To infinity -- and beyond

Cindy asks: "Does the concept of infinity bother you? I'm not kidding....I really am interested....Does it bother you? The thought that stars go on and on and on and on....How do you really get your head around that?"

Good question, Cindy. The greatest philosophical and mathematical minds of all times have wrestled with this question-- and still do.

It is neat that we have invented ways to deal rigorously with the concept of the infinite, within the context of mathematics. What a beautiful thing, for example, is the Fundamental Theorem of Calculus, or, as you mention, the summation of an infinite series.

But no matter how you cut it, the concept of infinity ends in paradox. Here's a little teaser. How many points in any finite line? An infinite number, of course. Now imagine two concentric circles, of radius 1 and radius 2. The outer circle is twice as long as the inner. A radius that passes through any point on the inner circle must intersect exactly one point on the outer circle. And any radius drawn from any point on the outer circle must pass through exactly one point on the inner circle. So you have two lines of different length each with the same number of dimensionless points! Two infinities that are simultaneously different and equal.
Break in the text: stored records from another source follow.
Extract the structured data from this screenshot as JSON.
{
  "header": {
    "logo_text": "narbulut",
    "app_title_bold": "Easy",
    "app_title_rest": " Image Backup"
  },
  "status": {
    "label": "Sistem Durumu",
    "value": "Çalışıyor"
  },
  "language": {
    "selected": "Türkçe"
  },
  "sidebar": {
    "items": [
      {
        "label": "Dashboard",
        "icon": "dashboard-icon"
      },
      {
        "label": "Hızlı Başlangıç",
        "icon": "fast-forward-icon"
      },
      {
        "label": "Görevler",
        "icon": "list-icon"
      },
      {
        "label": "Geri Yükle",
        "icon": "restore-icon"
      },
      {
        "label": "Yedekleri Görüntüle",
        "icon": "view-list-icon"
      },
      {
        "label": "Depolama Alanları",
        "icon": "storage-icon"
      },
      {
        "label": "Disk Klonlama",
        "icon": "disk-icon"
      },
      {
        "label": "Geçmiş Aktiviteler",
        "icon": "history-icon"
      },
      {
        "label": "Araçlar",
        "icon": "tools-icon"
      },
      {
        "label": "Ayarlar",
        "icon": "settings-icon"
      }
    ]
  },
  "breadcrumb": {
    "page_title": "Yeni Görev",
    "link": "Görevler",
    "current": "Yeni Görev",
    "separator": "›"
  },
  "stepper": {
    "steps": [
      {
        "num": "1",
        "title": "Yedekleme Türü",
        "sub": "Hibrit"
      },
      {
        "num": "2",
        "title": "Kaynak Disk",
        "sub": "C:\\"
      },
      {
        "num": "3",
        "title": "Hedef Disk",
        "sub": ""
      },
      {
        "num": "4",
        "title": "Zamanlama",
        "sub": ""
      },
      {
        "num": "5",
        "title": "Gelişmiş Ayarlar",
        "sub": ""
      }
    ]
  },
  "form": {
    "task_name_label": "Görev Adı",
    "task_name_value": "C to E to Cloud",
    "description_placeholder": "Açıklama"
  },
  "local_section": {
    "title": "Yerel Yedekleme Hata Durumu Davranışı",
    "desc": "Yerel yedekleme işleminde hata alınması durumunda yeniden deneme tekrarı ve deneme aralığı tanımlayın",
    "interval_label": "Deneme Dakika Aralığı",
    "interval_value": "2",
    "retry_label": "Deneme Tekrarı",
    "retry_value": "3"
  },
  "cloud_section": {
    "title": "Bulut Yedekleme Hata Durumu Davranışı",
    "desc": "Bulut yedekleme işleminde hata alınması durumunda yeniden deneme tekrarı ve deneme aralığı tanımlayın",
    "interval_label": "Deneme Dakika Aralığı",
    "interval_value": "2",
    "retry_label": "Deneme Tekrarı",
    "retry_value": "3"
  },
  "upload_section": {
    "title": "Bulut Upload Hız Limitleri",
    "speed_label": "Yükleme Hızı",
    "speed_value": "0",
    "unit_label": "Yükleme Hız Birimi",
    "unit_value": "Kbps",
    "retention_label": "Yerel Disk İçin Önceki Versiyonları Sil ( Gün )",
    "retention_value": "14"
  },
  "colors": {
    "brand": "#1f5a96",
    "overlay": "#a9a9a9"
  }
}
The Greeks worried about this little problem, and others like it. So did Galileo. So did such great modern mathematicians as Cantor and Hilbert. So if you and I are befuddled by paradoxes of the infinite, we are not alone.

What about an infinite universe? Do the stars go on forever? It is difficult to imagine space going on forever, but -- as the Greeks observed -- it is impossible to imagine space coming to an end. If space has a boundary, then what lies beyond? The same can be said for time.

General relativity provides a way to mathematically describe a finite three-dimensional universe without a boundary, but only by imagining space curved in a higher dimension -- which pushes infinity into another realm, sort of like the way Plato and Augustine "solved" the paradox by invoking an infinite God.

Are there an infinite number of stars and galaxies? Who knows. Take a look at the Hubble Ultra Deep Field Photo (above) and the difference between a finite universe and infinite universe doesn't make a lot of practical difference. Either way we can say with Pascal: "When I consider the small span of my life absorbed in the eternity of all time, or the small part of space which I can touch or see engulfed by the infinite immensity of spaces that I know not and that know me not, I am frightened and astonished to see myself here instead of there...and now instead of then."

Each of us, like Pascal, will respond to the actual or practical infinities in our own way. Some with fear. Some with astonishment. Some with exhilaration. Some with denial.

(Note: Go out tonight and hold up two crossed sewing pins at arms length against the night sky. The area covered by the intersection of the pins is equivalent to what is imaged in the Hubble Ultra Deep Field Photo. In what direction? In any direction. Remember, what you are looking at is not stars, but galaxies -- each galaxy containing hundreds of billions of stars. Infinite? Does it matter?)